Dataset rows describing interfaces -

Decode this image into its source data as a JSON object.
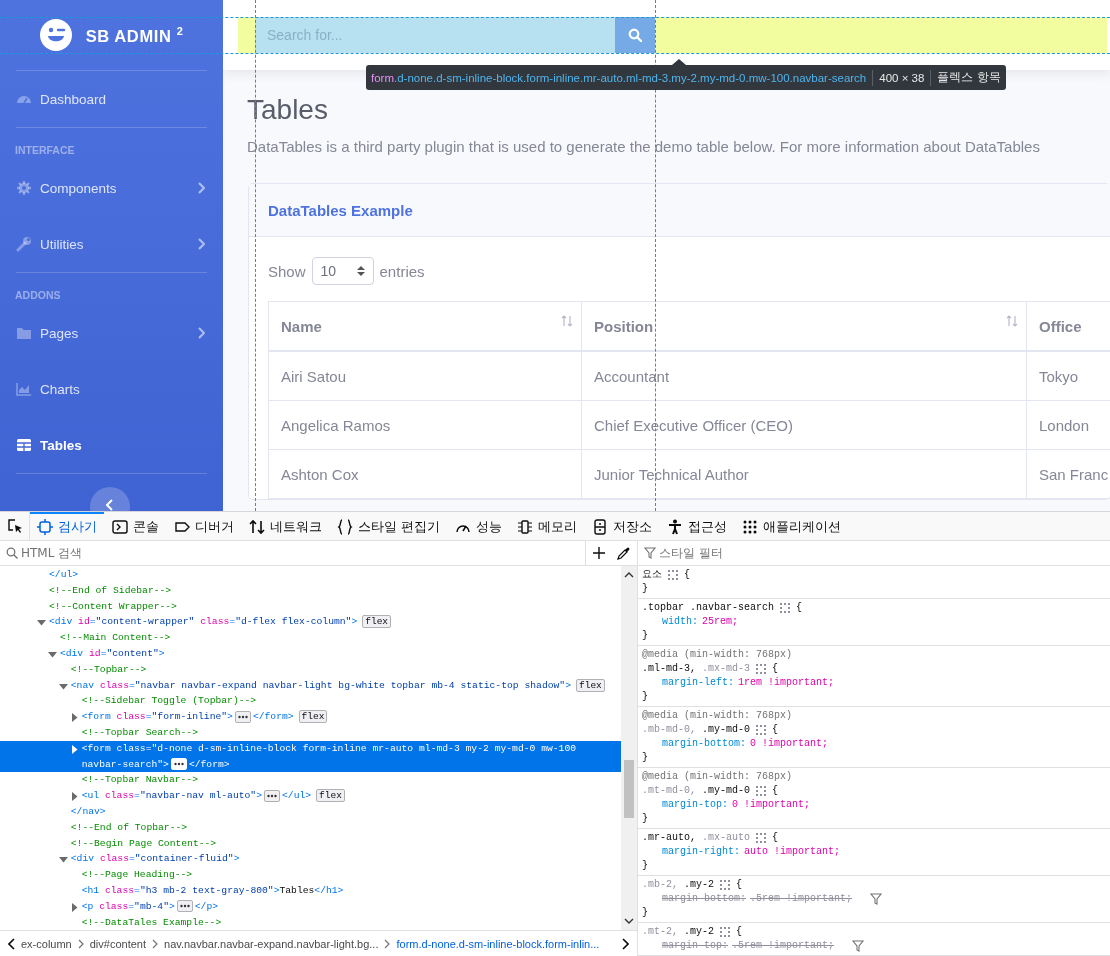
{
  "sidebar": {
    "brand": "SB ADMIN $^{2}$",
    "items": [
      {
        "kind": "divider"
      },
      {
        "kind": "link",
        "label": "Dashboard",
        "expandable": false,
        "selected": false
      },
      {
        "kind": "divider"
      },
      {
        "kind": "heading",
        "label": "INTERFACE"
      },
      {
        "kind": "link",
        "label": "Components",
        "expandable": true,
        "selected": false
      },
      {
        "kind": "link",
        "label": "Utilities",
        "expandable": true,
        "selected": false
      },
      {
        "kind": "divider"
      },
      {
        "kind": "heading",
        "label": "ADDONS"
      },
      {
        "kind": "link",
        "label": "Pages",
        "expandable": true,
        "selected": false
      },
      {
        "kind": "link",
        "label": "Charts",
        "expandable": false,
        "selected": false
      },
      {
        "kind": "link",
        "label": "Tables",
        "expandable": false,
        "selected": true
      },
      {
        "kind": "divider"
      }
    ]
  },
  "topbar": {
    "search": {
      "placeholder": "Search for..."
    }
  },
  "inspector_tooltip": {
    "tag": "form",
    "classes": ".d-none.d-sm-inline-block.form-inline.mr-auto.ml-md-3.my-2.my-md-0.mw-100.navbar-search",
    "size": "400 × 38",
    "role": "플렉스 항목"
  },
  "page": {
    "heading": "Tables",
    "description": "DataTables is a third party plugin that is used to generate the demo table below. For more information about DataTables",
    "card": {
      "title": "DataTables Example",
      "length_control": {
        "before": "Show",
        "value": "10",
        "after": "entries"
      },
      "table": {
        "columns": [
          {
            "label": "Name",
            "sortable": true
          },
          {
            "label": "Position",
            "sortable": true
          },
          {
            "label": "Office",
            "sortable": false
          }
        ],
        "rows": [
          [
            "Airi Satou",
            "Accountant",
            "Tokyo"
          ],
          [
            "Angelica Ramos",
            "Chief Executive Officer (CEO)",
            "London"
          ],
          [
            "Ashton Cox",
            "Junior Technical Author",
            "San Franc"
          ]
        ]
      }
    }
  },
  "devtools": {
    "tabs": [
      {
        "label": "검사기",
        "selected": true
      },
      {
        "label": "콘솔",
        "selected": false
      },
      {
        "label": "디버거",
        "selected": false
      },
      {
        "label": "네트워크",
        "selected": false
      },
      {
        "label": "스타일 편집기",
        "selected": false
      },
      {
        "label": "성능",
        "selected": false
      },
      {
        "label": "메모리",
        "selected": false
      },
      {
        "label": "저장소",
        "selected": false
      },
      {
        "label": "접근성",
        "selected": false
      },
      {
        "label": "애플리케이션",
        "selected": false
      }
    ],
    "html_search": {
      "placeholder": "HTML 검색"
    },
    "style_filter": {
      "placeholder": "스타일 필터"
    },
    "html_tree": [
      {
        "kind": "text",
        "selected": false,
        "tokens": [
          {
            "kind": "tag",
            "text": "</ul>"
          }
        ]
      },
      {
        "kind": "comment",
        "selected": false,
        "tokens": [
          {
            "kind": "cm",
            "text": "<!--End of Sidebar-->"
          }
        ]
      },
      {
        "kind": "comment",
        "selected": false,
        "tokens": [
          {
            "kind": "cm",
            "text": "<!--Content Wrapper-->"
          }
        ]
      },
      {
        "kind": "element",
        "selected": false,
        "expanded": true,
        "badge": "flex",
        "tokens": [
          {
            "kind": "tag",
            "text": "<div"
          },
          {
            "kind": "attr",
            "text": " id"
          },
          {
            "kind": "tag",
            "text": "="
          },
          {
            "kind": "val",
            "text": "\"content-wrapper\""
          },
          {
            "kind": "attr",
            "text": " class"
          },
          {
            "kind": "tag",
            "text": "="
          },
          {
            "kind": "val",
            "text": "\"d-flex flex-column\""
          },
          {
            "kind": "tag",
            "text": ">"
          }
        ],
        "children": [
          {
            "kind": "comment",
            "selected": false,
            "tokens": [
              {
                "kind": "cm",
                "text": "<!--Main Content-->"
              }
            ]
          },
          {
            "kind": "element",
            "selected": false,
            "expanded": true,
            "tokens": [
              {
                "kind": "tag",
                "text": "<div"
              },
              {
                "kind": "attr",
                "text": " id"
              },
              {
                "kind": "tag",
                "text": "="
              },
              {
                "kind": "val",
                "text": "\"content\""
              },
              {
                "kind": "tag",
                "text": ">"
              }
            ],
            "children": [
              {
                "kind": "comment",
                "selected": false,
                "tokens": [
                  {
                    "kind": "cm",
                    "text": "<!--Topbar-->"
                  }
                ]
              },
              {
                "kind": "element",
                "selected": false,
                "expanded": true,
                "badge": "flex",
                "tokens": [
                  {
                    "kind": "tag",
                    "text": "<nav"
                  },
                  {
                    "kind": "attr",
                    "text": " class"
                  },
                  {
                    "kind": "tag",
                    "text": "="
                  },
                  {
                    "kind": "val",
                    "text": "\"navbar navbar-expand navbar-light bg-white topbar mb-4 static-top shadow\""
                  },
                  {
                    "kind": "tag",
                    "text": ">"
                  }
                ],
                "children": [
                  {
                    "kind": "comment",
                    "selected": false,
                    "tokens": [
                      {
                        "kind": "cm",
                        "text": "<!--Sidebar Toggle (Topbar)-->"
                      }
                    ]
                  },
                  {
                    "kind": "element",
                    "selected": false,
                    "expanded": false,
                    "badge": "flex",
                    "tokens": [
                      {
                        "kind": "tag",
                        "text": "<form"
                      },
                      {
                        "kind": "attr",
                        "text": " class"
                      },
                      {
                        "kind": "tag",
                        "text": "="
                      },
                      {
                        "kind": "val",
                        "text": "\"form-inline\""
                      },
                      {
                        "kind": "tag",
                        "text": ">"
                      }
                    ],
                    "tail": [
                      {
                        "kind": "tag",
                        "text": "</form>"
                      }
                    ]
                  },
                  {
                    "kind": "comment",
                    "selected": false,
                    "tokens": [
                      {
                        "kind": "cm",
                        "text": "<!--Topbar Search-->"
                      }
                    ]
                  },
                  {
                    "kind": "element",
                    "selected": true,
                    "expanded": false,
                    "tokens": [
                      {
                        "kind": "tag",
                        "text": "<form"
                      },
                      {
                        "kind": "attr",
                        "text": " class"
                      },
                      {
                        "kind": "tag",
                        "text": "="
                      },
                      {
                        "kind": "val",
                        "text": "\"d-none d-sm-inline-block form-inline mr-auto ml-md-3 my-2 my-md-0 mw-100 navbar-search\""
                      },
                      {
                        "kind": "tag",
                        "text": ">"
                      }
                    ],
                    "tail": [
                      {
                        "kind": "tag",
                        "text": "</form>"
                      }
                    ]
                  },
                  {
                    "kind": "comment",
                    "selected": false,
                    "tokens": [
                      {
                        "kind": "cm",
                        "text": "<!--Topbar Navbar-->"
                      }
                    ]
                  },
                  {
                    "kind": "element",
                    "selected": false,
                    "expanded": false,
                    "badge": "flex",
                    "tokens": [
                      {
                        "kind": "tag",
                        "text": "<ul"
                      },
                      {
                        "kind": "attr",
                        "text": " class"
                      },
                      {
                        "kind": "tag",
                        "text": "="
                      },
                      {
                        "kind": "val",
                        "text": "\"navbar-nav ml-auto\""
                      },
                      {
                        "kind": "tag",
                        "text": ">"
                      }
                    ],
                    "tail": [
                      {
                        "kind": "tag",
                        "text": "</ul>"
                      }
                    ]
                  }
                ]
              },
              {
                "kind": "text",
                "selected": false,
                "tokens": [
                  {
                    "kind": "tag",
                    "text": "</nav>"
                  }
                ]
              },
              {
                "kind": "comment",
                "selected": false,
                "tokens": [
                  {
                    "kind": "cm",
                    "text": "<!--End of Topbar-->"
                  }
                ]
              },
              {
                "kind": "comment",
                "selected": false,
                "tokens": [
                  {
                    "kind": "cm",
                    "text": "<!--Begin Page Content-->"
                  }
                ]
              },
              {
                "kind": "element",
                "selected": false,
                "expanded": true,
                "tokens": [
                  {
                    "kind": "tag",
                    "text": "<div"
                  },
                  {
                    "kind": "attr",
                    "text": " class"
                  },
                  {
                    "kind": "tag",
                    "text": "="
                  },
                  {
                    "kind": "val",
                    "text": "\"container-fluid\""
                  },
                  {
                    "kind": "tag",
                    "text": ">"
                  }
                ],
                "children": [
                  {
                    "kind": "comment",
                    "selected": false,
                    "tokens": [
                      {
                        "kind": "cm",
                        "text": "<!--Page Heading-->"
                      }
                    ]
                  },
                  {
                    "kind": "text",
                    "selected": false,
                    "tokens": [
                      {
                        "kind": "tag",
                        "text": "<h1"
                      },
                      {
                        "kind": "attr",
                        "text": " class"
                      },
                      {
                        "kind": "tag",
                        "text": "="
                      },
                      {
                        "kind": "val",
                        "text": "\"h3 mb-2 text-gray-800\""
                      },
                      {
                        "kind": "tag",
                        "text": ">"
                      },
                      {
                        "kind": "txt",
                        "text": "Tables"
                      },
                      {
                        "kind": "tag",
                        "text": "</h1>"
                      }
                    ]
                  },
                  {
                    "kind": "element",
                    "selected": false,
                    "expanded": false,
                    "tokens": [
                      {
                        "kind": "tag",
                        "text": "<p"
                      },
                      {
                        "kind": "attr",
                        "text": " class"
                      },
                      {
                        "kind": "tag",
                        "text": "="
                      },
                      {
                        "kind": "val",
                        "text": "\"mb-4\""
                      },
                      {
                        "kind": "tag",
                        "text": ">"
                      }
                    ],
                    "tail": [
                      {
                        "kind": "tag",
                        "text": "</p>"
                      }
                    ]
                  },
                  {
                    "kind": "comment",
                    "selected": false,
                    "tokens": [
                      {
                        "kind": "cm",
                        "text": "<!--DataTales Example-->"
                      }
                    ]
                  }
                ]
              }
            ]
          }
        ]
      }
    ],
    "breadcrumbs": [
      {
        "text": "ex-column",
        "selected": false
      },
      {
        "text": "div#content",
        "selected": false
      },
      {
        "text": "nav.navbar.navbar-expand.navbar-light.bg...",
        "selected": false
      },
      {
        "text": "form.d-none.d-sm-inline-block.form-inlin...",
        "selected": true
      }
    ],
    "rules": [
      {
        "selectors": [
          {
            "text": "요소",
            "matched": true
          }
        ],
        "open": "{",
        "close": "}"
      },
      {
        "selectors": [
          {
            "text": ".topbar .navbar-search",
            "matched": true
          }
        ],
        "open": "{",
        "decls": [
          {
            "prop": "width:",
            "value": "25rem;",
            "overridden": false
          }
        ],
        "close": "}"
      },
      {
        "media": "@media (min-width: 768px)",
        "selectors": [
          {
            "text": ".ml-md-3,",
            "matched": true
          },
          {
            "text": ".mx-md-3",
            "matched": false
          }
        ],
        "open": "{",
        "decls": [
          {
            "prop": "margin-left:",
            "value": "1rem !important;",
            "overridden": false
          }
        ],
        "close": "}"
      },
      {
        "media": "@media (min-width: 768px)",
        "selectors": [
          {
            "text": ".mb-md-0,",
            "matched": false
          },
          {
            "text": ".my-md-0",
            "matched": true
          }
        ],
        "open": "{",
        "decls": [
          {
            "prop": "margin-bottom:",
            "value": "0 !important;",
            "overridden": false
          }
        ],
        "close": "}"
      },
      {
        "media": "@media (min-width: 768px)",
        "selectors": [
          {
            "text": ".mt-md-0,",
            "matched": false
          },
          {
            "text": ".my-md-0",
            "matched": true
          }
        ],
        "open": "{",
        "decls": [
          {
            "prop": "margin-top:",
            "value": "0 !important;",
            "overridden": false
          }
        ],
        "close": "}"
      },
      {
        "selectors": [
          {
            "text": ".mr-auto,",
            "matched": true
          },
          {
            "text": ".mx-auto",
            "matched": false
          }
        ],
        "open": "{",
        "decls": [
          {
            "prop": "margin-right:",
            "value": "auto !important;",
            "overridden": false
          }
        ],
        "close": "}"
      },
      {
        "selectors": [
          {
            "text": ".mb-2,",
            "matched": false
          },
          {
            "text": ".my-2",
            "matched": true
          }
        ],
        "open": "{",
        "decls": [
          {
            "prop": "margin-bottom:",
            "value": ".5rem !important;",
            "overridden": true
          }
        ],
        "close": "}"
      },
      {
        "selectors": [
          {
            "text": ".mt-2,",
            "matched": false
          },
          {
            "text": ".my-2",
            "matched": true
          }
        ],
        "open": "{",
        "decls": [
          {
            "prop": "margin-top:",
            "value": ".5rem !important;",
            "overridden": true
          }
        ]
      }
    ]
  }
}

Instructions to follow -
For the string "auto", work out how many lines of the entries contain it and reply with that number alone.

Output below -
6